The problem |
A word-for-word reproduction of the data below is needed, with no pictures in it.

+++ Materials provided +++

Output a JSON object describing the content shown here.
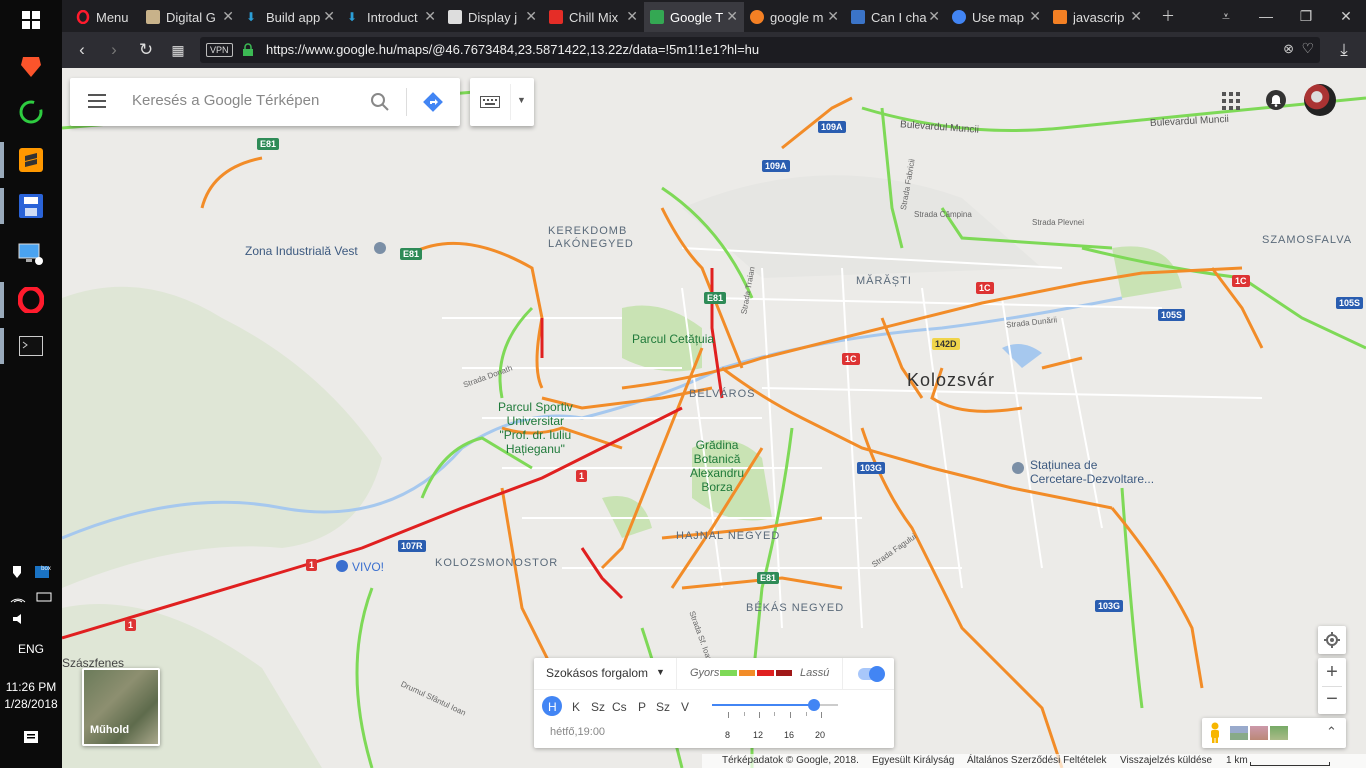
{
  "taskbar": {
    "tray": {
      "language": "ENG",
      "time": "11:26 PM",
      "date": "1/28/2018",
      "box_label": "box"
    }
  },
  "browser": {
    "menu_label": "Menu",
    "tabs": [
      {
        "label": "Digital G",
        "color": "#c8b28a"
      },
      {
        "label": "Build app",
        "color": "#2b9fd8"
      },
      {
        "label": "Introduct",
        "color": "#2b9fd8"
      },
      {
        "label": "Display j",
        "color": "#dddddd"
      },
      {
        "label": "Chill Mix",
        "color": "#e52d27"
      },
      {
        "label": "Google T",
        "color": "#34a853",
        "active": true
      },
      {
        "label": "google m",
        "color": "#f48024"
      },
      {
        "label": "Can I cha",
        "color": "#3b74c8"
      },
      {
        "label": "Use map",
        "color": "#4285f4"
      },
      {
        "label": "javascrip",
        "color": "#f48024"
      }
    ],
    "vpn_label": "VPN",
    "url": "https://www.google.hu/maps/@46.7673484,23.5871422,13.22z/data=!5m1!1e1?hl=hu"
  },
  "map": {
    "search": {
      "placeholder": "Keresés a Google Térképen"
    },
    "districts": {
      "kerekdomb": "KEREKDOMB",
      "lakonegyed": "LAKÓNEGYED",
      "marasti": "MĂRĂȘTI",
      "belvaros": "BELVÁROS",
      "hajnal": "HAJNAL NEGYED",
      "kolozsmonostor": "KOLOZSMONOSTOR",
      "bekas": "BÉKÁS NEGYED",
      "szamosfalva": "SZAMOSFALVA"
    },
    "city": "Kolozsvár",
    "places": {
      "zona": "Zona Industrială Vest",
      "parcul_cetatuia": "Parcul Cetățuia",
      "parcul_sportiv": "Parcul Sportiv\nUniversitar\n\"Prof. dr. Iuliu\nHațieganu\"",
      "gradina": "Grădina\nBotanică\nAlexandru\nBorza",
      "statiunea": "Stațiunea de\nCercetare-Dezvoltare...",
      "vivo": "VIVO!",
      "szaszfenes": "Szászfenes"
    },
    "streets": {
      "bulevardul": "Bulevardul Muncii",
      "bulevardul2": "Bulevardul Muncii",
      "campina": "Strada Câmpina",
      "plevnei": "Strada Plevnei",
      "dunarii": "Strada Dunării",
      "donath": "Strada Donath",
      "faget": "Strada Fagului",
      "traian": "Strada Traian",
      "drumul": "Drumul Sfântul Ioan",
      "strada_s": "Strada Sf. Ioan",
      "strada_f": "Strada Fabricii"
    },
    "shields": {
      "e81a": "E81",
      "e81b": "E81",
      "e81c": "E81",
      "e81d": "E81",
      "r109a": "109A",
      "r109a2": "109A",
      "r1c": "1C",
      "r1c2": "1C",
      "r1c3": "1C",
      "r142d": "142D",
      "r105s": "105S",
      "r105s2": "105S",
      "r103g": "103G",
      "r103g2": "103G",
      "r107r": "107R",
      "r1": "1",
      "r1b": "1",
      "r1c4": "1"
    },
    "satellite_label": "Műhold",
    "traffic": {
      "mode": "Szokásos forgalom",
      "fast": "Gyors",
      "slow": "Lassú",
      "days": [
        "H",
        "K",
        "Sz",
        "Cs",
        "P",
        "Sz",
        "V"
      ],
      "time": "hétfő,19:00",
      "ticks": [
        "8",
        "12",
        "16",
        "20"
      ],
      "slider_value": 0.81
    },
    "footer": {
      "data": "Térképadatok © Google, 2018.",
      "kingdom": "Egyesült Királyság",
      "terms": "Általános Szerződési Feltételek",
      "feedback": "Visszajelzés küldése",
      "scale": "1 km"
    },
    "colors": {
      "fast": "#7ed957",
      "medium": "#f28c28",
      "slow": "#e02020",
      "very_slow": "#a01818"
    }
  }
}
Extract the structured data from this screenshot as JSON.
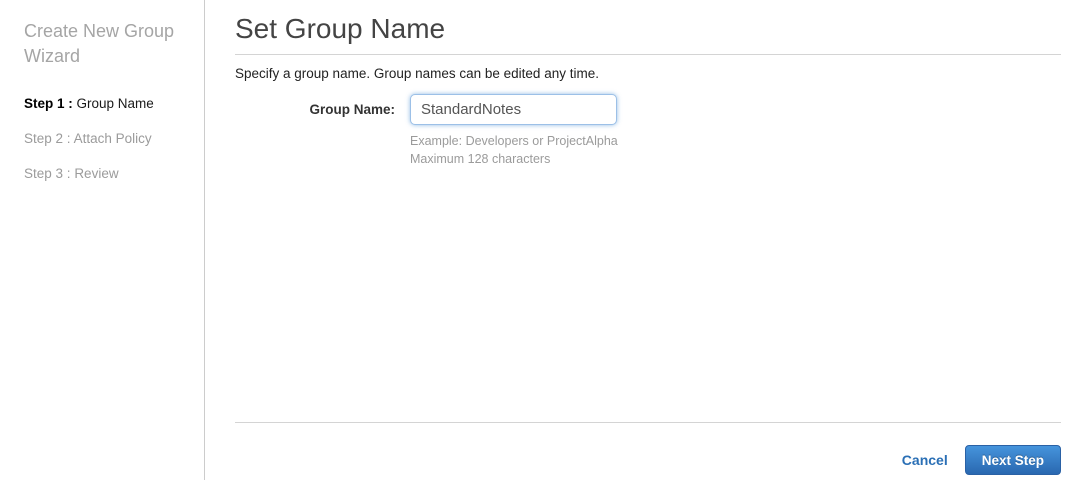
{
  "sidebar": {
    "title": "Create New Group Wizard",
    "steps": [
      {
        "prefix": "Step 1 :",
        "label": "Group Name"
      },
      {
        "prefix": "Step 2 :",
        "label": "Attach Policy"
      },
      {
        "prefix": "Step 3 :",
        "label": "Review"
      }
    ]
  },
  "main": {
    "title": "Set Group Name",
    "description": "Specify a group name. Group names can be edited any time."
  },
  "form": {
    "group_name_label": "Group Name:",
    "group_name_value": "StandardNotes",
    "hint_example": "Example: Developers or ProjectAlpha",
    "hint_max": "Maximum 128 characters"
  },
  "footer": {
    "cancel_label": "Cancel",
    "next_label": "Next Step"
  },
  "colors": {
    "link_blue": "#2a6fb5",
    "button_gradient_top": "#4694dc",
    "button_gradient_bottom": "#2a68b0",
    "input_focus_border": "#9cc0e7",
    "divider_gray": "#d4d4d4"
  }
}
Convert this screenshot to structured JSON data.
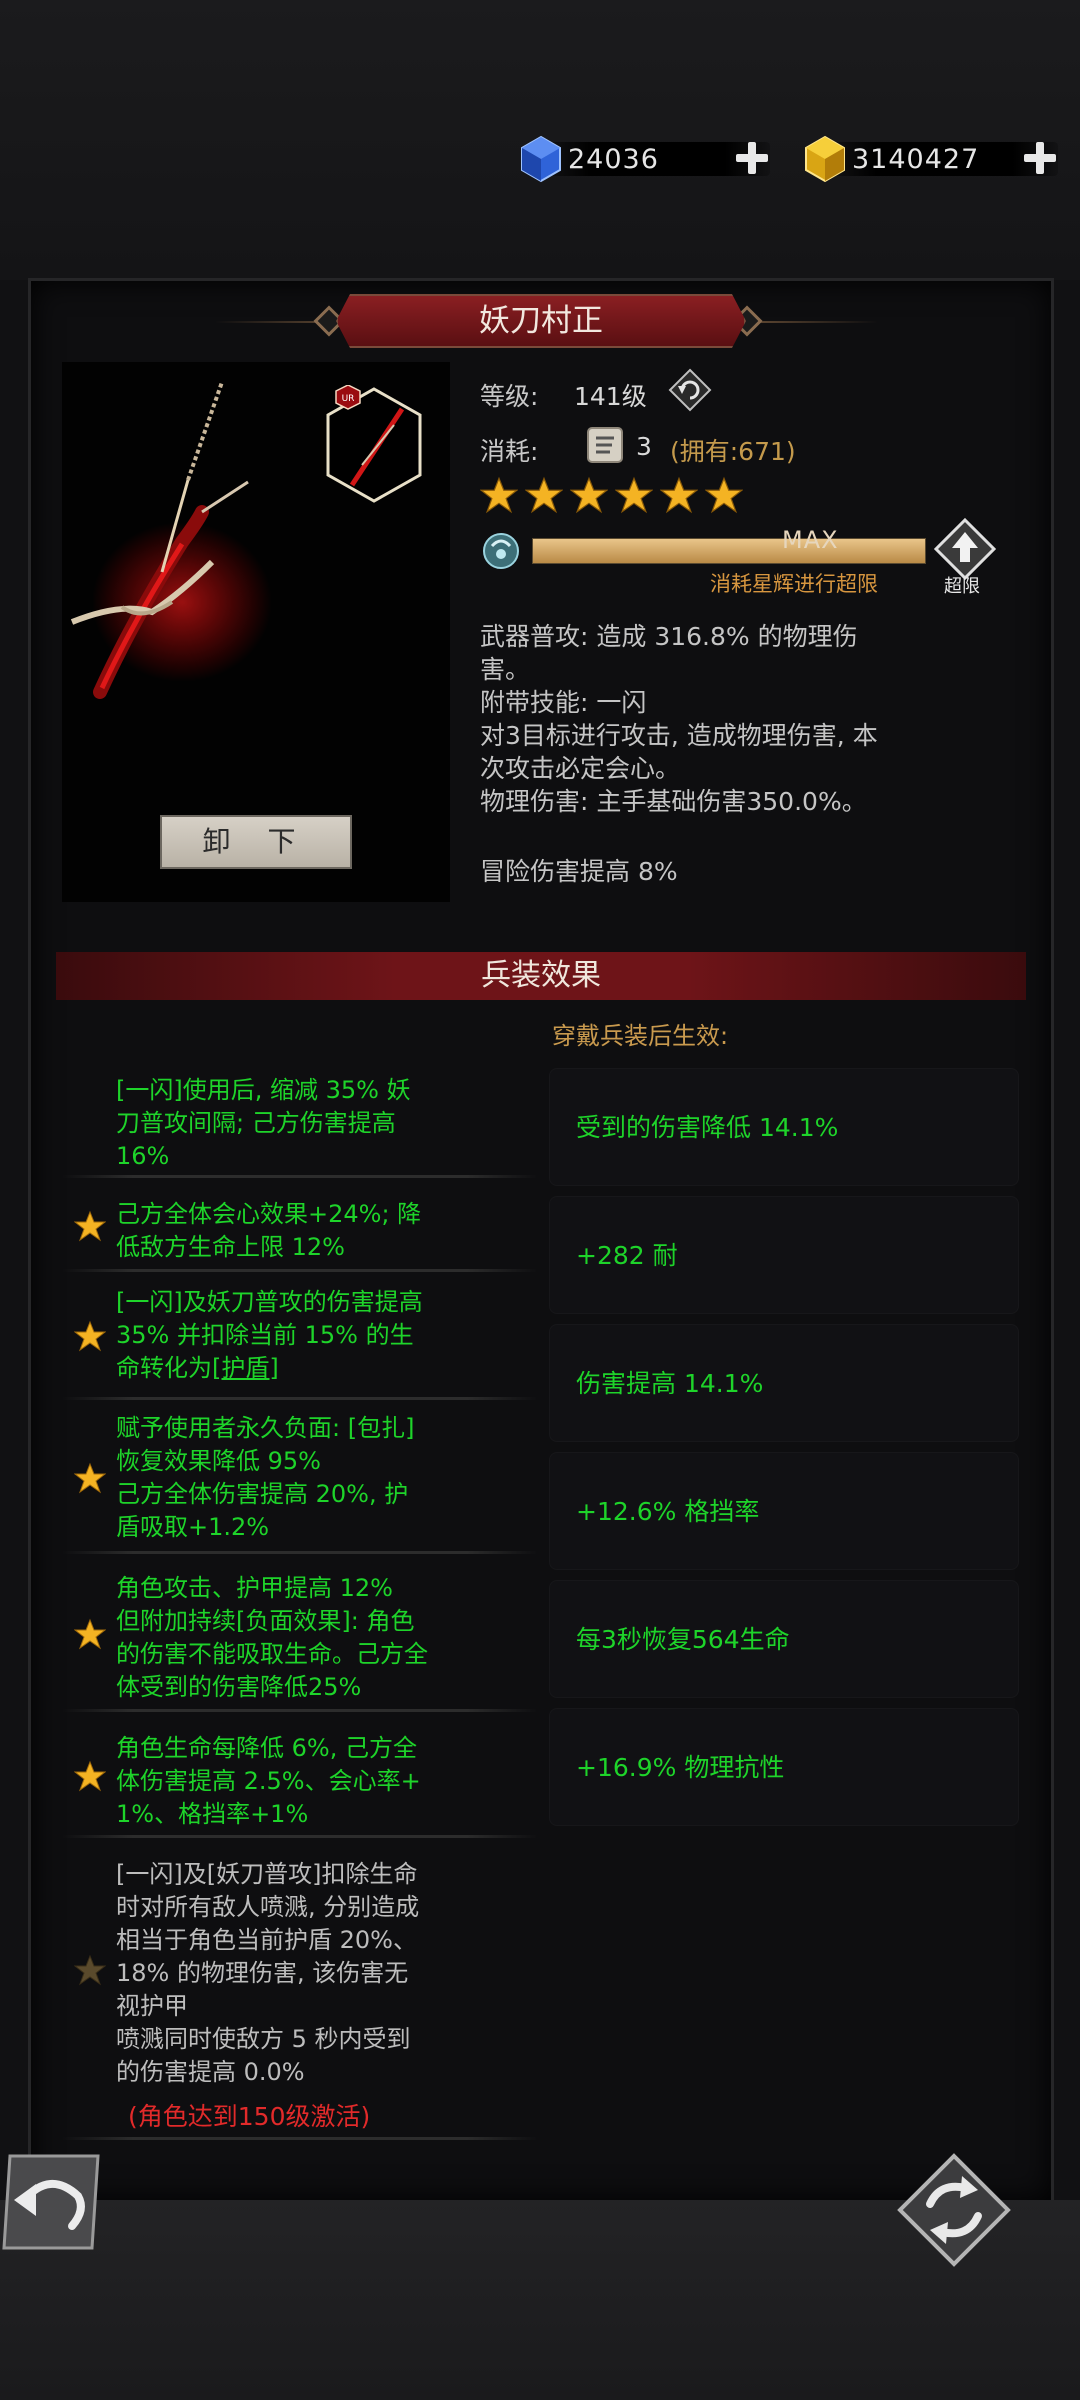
{
  "currency": {
    "gems": "24036",
    "gold": "3140427"
  },
  "weapon": {
    "name": "妖刀村正",
    "rarity_badge": "UR",
    "unequip_label": "卸 下"
  },
  "info": {
    "level_label": "等级:",
    "level_value": "141级",
    "cost_label": "消耗:",
    "cost_amount": "3",
    "cost_owned": "(拥有:671)",
    "stars": 6,
    "xp_max_label": "MAX",
    "xp_progress": 1.0,
    "xp_hint": "消耗星辉进行超限",
    "exceed_label": "超限",
    "description": [
      "武器普攻: 造成 316.8% 的物理伤",
      "害。",
      "附带技能: 一闪",
      "对3目标进行攻击, 造成物理伤害, 本",
      "次攻击必定会心。",
      "物理伤害: 主手基础伤害350.0%。"
    ],
    "adventure_bonus": "冒险伤害提高 8%"
  },
  "effects": {
    "title": "兵装效果",
    "wear_label": "穿戴兵装后生效:",
    "list": [
      {
        "lines": [
          "[一闪]使用后, 缩减 35% 妖",
          "刀普攻间隔; 己方伤害提高",
          "16%"
        ],
        "starred": false
      },
      {
        "lines": [
          "己方全体会心效果+24%; 降",
          "低敌方生命上限 12%"
        ],
        "starred": true
      },
      {
        "lines": [
          "[一闪]及妖刀普攻的伤害提高",
          "35% 并扣除当前 15% 的生",
          "命转化为"
        ],
        "link": "[护盾]",
        "starred": true
      },
      {
        "lines": [
          "赋予使用者永久负面: [包扎]",
          "恢复效果降低 95%",
          "己方全体伤害提高 20%, 护",
          "盾吸取+1.2%"
        ],
        "starred": true
      },
      {
        "lines": [
          "角色攻击、护甲提高 12%",
          "但附加持续[负面效果]: 角色",
          "的伤害不能吸取生命。己方全",
          "体受到的伤害降低25%"
        ],
        "starred": true
      },
      {
        "lines": [
          "角色生命每降低 6%, 己方全",
          "体伤害提高 2.5%、会心率+",
          "1%、格挡率+1%"
        ],
        "starred": true
      },
      {
        "lines": [
          "[一闪]及[妖刀普攻]扣除生命",
          "时对所有敌人喷溅, 分别造成",
          "相当于角色当前护盾 20%、",
          "18% 的物理伤害, 该伤害无",
          "视护甲",
          "喷溅同时使敌方 5 秒内受到",
          "的伤害提高 0.0%"
        ],
        "starred": false,
        "locked": true
      }
    ],
    "locked_note": "(角色达到150级激活)"
  },
  "stats": [
    "受到的伤害降低 14.1%",
    "+282 耐",
    "伤害提高 14.1%",
    "+12.6% 格挡率",
    "每3秒恢复564生命",
    "+16.9% 物理抗性"
  ],
  "colors": {
    "effect_green": "#1ed42a",
    "gold_text": "#c99a4e",
    "banner_red": "#6e1418",
    "locked_red": "#e22a2a"
  }
}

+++

Response area |
Output a JSON object describing the content shown here.
{
  "taskbar": {
    "tray": {
      "language": "ENG",
      "time": "11:26 PM",
      "date": "1/28/2018",
      "box_label": "box"
    }
  },
  "browser": {
    "menu_label": "Menu",
    "tabs": [
      {
        "label": "Digital G",
        "color": "#c8b28a"
      },
      {
        "label": "Build app",
        "color": "#2b9fd8"
      },
      {
        "label": "Introduct",
        "color": "#2b9fd8"
      },
      {
        "label": "Display j",
        "color": "#dddddd"
      },
      {
        "label": "Chill Mix",
        "color": "#e52d27"
      },
      {
        "label": "Google T",
        "color": "#34a853",
        "active": true
      },
      {
        "label": "google m",
        "color": "#f48024"
      },
      {
        "label": "Can I cha",
        "color": "#3b74c8"
      },
      {
        "label": "Use map",
        "color": "#4285f4"
      },
      {
        "label": "javascrip",
        "color": "#f48024"
      }
    ],
    "vpn_label": "VPN",
    "url": "https://www.google.hu/maps/@46.7673484,23.5871422,13.22z/data=!5m1!1e1?hl=hu"
  },
  "map": {
    "search": {
      "placeholder": "Keresés a Google Térképen"
    },
    "districts": {
      "kerekdomb": "KEREKDOMB",
      "lakonegyed": "LAKÓNEGYED",
      "marasti": "MĂRĂȘTI",
      "belvaros": "BELVÁROS",
      "hajnal": "HAJNAL NEGYED",
      "kolozsmonostor": "KOLOZSMONOSTOR",
      "bekas": "BÉKÁS NEGYED",
      "szamosfalva": "SZAMOSFALVA"
    },
    "city": "Kolozsvár",
    "places": {
      "zona": "Zona Industrială Vest",
      "parcul_cetatuia": "Parcul Cetățuia",
      "parcul_sportiv": "Parcul Sportiv\nUniversitar\n\"Prof. dr. Iuliu\nHațieganu\"",
      "gradina": "Grădina\nBotanică\nAlexandru\nBorza",
      "statiunea": "Stațiunea de\nCercetare-Dezvoltare...",
      "vivo": "VIVO!",
      "szaszfenes": "Szászfenes"
    },
    "streets": {
      "bulevardul": "Bulevardul Muncii",
      "bulevardul2": "Bulevardul Muncii",
      "campina": "Strada Câmpina",
      "plevnei": "Strada Plevnei",
      "dunarii": "Strada Dunării",
      "donath": "Strada Donath",
      "faget": "Strada Fagului",
      "traian": "Strada Traian",
      "drumul": "Drumul Sfântul Ioan",
      "strada_s": "Strada Sf. Ioan",
      "strada_f": "Strada Fabricii"
    },
    "shields": {
      "e81a": "E81",
      "e81b": "E81",
      "e81c": "E81",
      "e81d": "E81",
      "r109a": "109A",
      "r109a2": "109A",
      "r1c": "1C",
      "r1c2": "1C",
      "r1c3": "1C",
      "r142d": "142D",
      "r105s": "105S",
      "r105s2": "105S",
      "r103g": "103G",
      "r103g2": "103G",
      "r107r": "107R",
      "r1": "1",
      "r1b": "1",
      "r1c4": "1"
    },
    "satellite_label": "Műhold",
    "traffic": {
      "mode": "Szokásos forgalom",
      "fast": "Gyors",
      "slow": "Lassú",
      "days": [
        "H",
        "K",
        "Sz",
        "Cs",
        "P",
        "Sz",
        "V"
      ],
      "time": "hétfő,19:00",
      "ticks": [
        "8",
        "12",
        "16",
        "20"
      ],
      "slider_value": 0.81
    },
    "footer": {
      "data": "Térképadatok © Google, 2018.",
      "kingdom": "Egyesült Királyság",
      "terms": "Általános Szerződési Feltételek",
      "feedback": "Visszajelzés küldése",
      "scale": "1 km"
    },
    "colors": {
      "fast": "#7ed957",
      "medium": "#f28c28",
      "slow": "#e02020",
      "very_slow": "#a01818"
    }
  }
}
Extract the structured data from this screenshot as JSON.
{
  "sidebar": {
    "title": "Create New Group Wizard",
    "steps": [
      {
        "prefix": "Step 1 :",
        "label": "Group Name"
      },
      {
        "prefix": "Step 2 :",
        "label": "Attach Policy"
      },
      {
        "prefix": "Step 3 :",
        "label": "Review"
      }
    ]
  },
  "main": {
    "title": "Set Group Name",
    "description": "Specify a group name. Group names can be edited any time."
  },
  "form": {
    "group_name_label": "Group Name:",
    "group_name_value": "StandardNotes",
    "hint_example": "Example: Developers or ProjectAlpha",
    "hint_max": "Maximum 128 characters"
  },
  "footer": {
    "cancel_label": "Cancel",
    "next_label": "Next Step"
  },
  "colors": {
    "link_blue": "#2a6fb5",
    "button_gradient_top": "#4694dc",
    "button_gradient_bottom": "#2a68b0",
    "input_focus_border": "#9cc0e7",
    "divider_gray": "#d4d4d4"
  }
}
Convert this screenshot to structured JSON data.
{
  "currency": {
    "gems": "24036",
    "gold": "3140427"
  },
  "weapon": {
    "name": "妖刀村正",
    "rarity_badge": "UR",
    "unequip_label": "卸 下"
  },
  "info": {
    "level_label": "等级:",
    "level_value": "141级",
    "cost_label": "消耗:",
    "cost_amount": "3",
    "cost_owned": "(拥有:671)",
    "stars": 6,
    "xp_max_label": "MAX",
    "xp_progress": 1.0,
    "xp_hint": "消耗星辉进行超限",
    "exceed_label": "超限",
    "description": [
      "武器普攻: 造成 316.8% 的物理伤",
      "害。",
      "附带技能: 一闪",
      "对3目标进行攻击, 造成物理伤害, 本",
      "次攻击必定会心。",
      "物理伤害: 主手基础伤害350.0%。"
    ],
    "adventure_bonus": "冒险伤害提高 8%"
  },
  "effects": {
    "title": "兵装效果",
    "wear_label": "穿戴兵装后生效:",
    "list": [
      {
        "lines": [
          "[一闪]使用后, 缩减 35% 妖",
          "刀普攻间隔; 己方伤害提高",
          "16%"
        ],
        "starred": false
      },
      {
        "lines": [
          "己方全体会心效果+24%; 降",
          "低敌方生命上限 12%"
        ],
        "starred": true
      },
      {
        "lines": [
          "[一闪]及妖刀普攻的伤害提高",
          "35% 并扣除当前 15% 的生",
          "命转化为"
        ],
        "link": "[护盾]",
        "starred": true
      },
      {
        "lines": [
          "赋予使用者永久负面: [包扎]",
          "恢复效果降低 95%",
          "己方全体伤害提高 20%, 护",
          "盾吸取+1.2%"
        ],
        "starred": true
      },
      {
        "lines": [
          "角色攻击、护甲提高 12%",
          "但附加持续[负面效果]: 角色",
          "的伤害不能吸取生命。己方全",
          "体受到的伤害降低25%"
        ],
        "starred": true
      },
      {
        "lines": [
          "角色生命每降低 6%, 己方全",
          "体伤害提高 2.5%、会心率+",
          "1%、格挡率+1%"
        ],
        "starred": true
      },
      {
        "lines": [
          "[一闪]及[妖刀普攻]扣除生命",
          "时对所有敌人喷溅, 分别造成",
          "相当于角色当前护盾 20%、",
          "18% 的物理伤害, 该伤害无",
          "视护甲",
          "喷溅同时使敌方 5 秒内受到",
          "的伤害提高 0.0%"
        ],
        "starred": false,
        "locked": true
      }
    ],
    "locked_note": "(角色达到150级激活)"
  },
  "stats": [
    "受到的伤害降低 14.1%",
    "+282 耐",
    "伤害提高 14.1%",
    "+12.6% 格挡率",
    "每3秒恢复564生命",
    "+16.9% 物理抗性"
  ],
  "colors": {
    "effect_green": "#1ed42a",
    "gold_text": "#c99a4e",
    "banner_red": "#6e1418",
    "locked_red": "#e22a2a"
  }
}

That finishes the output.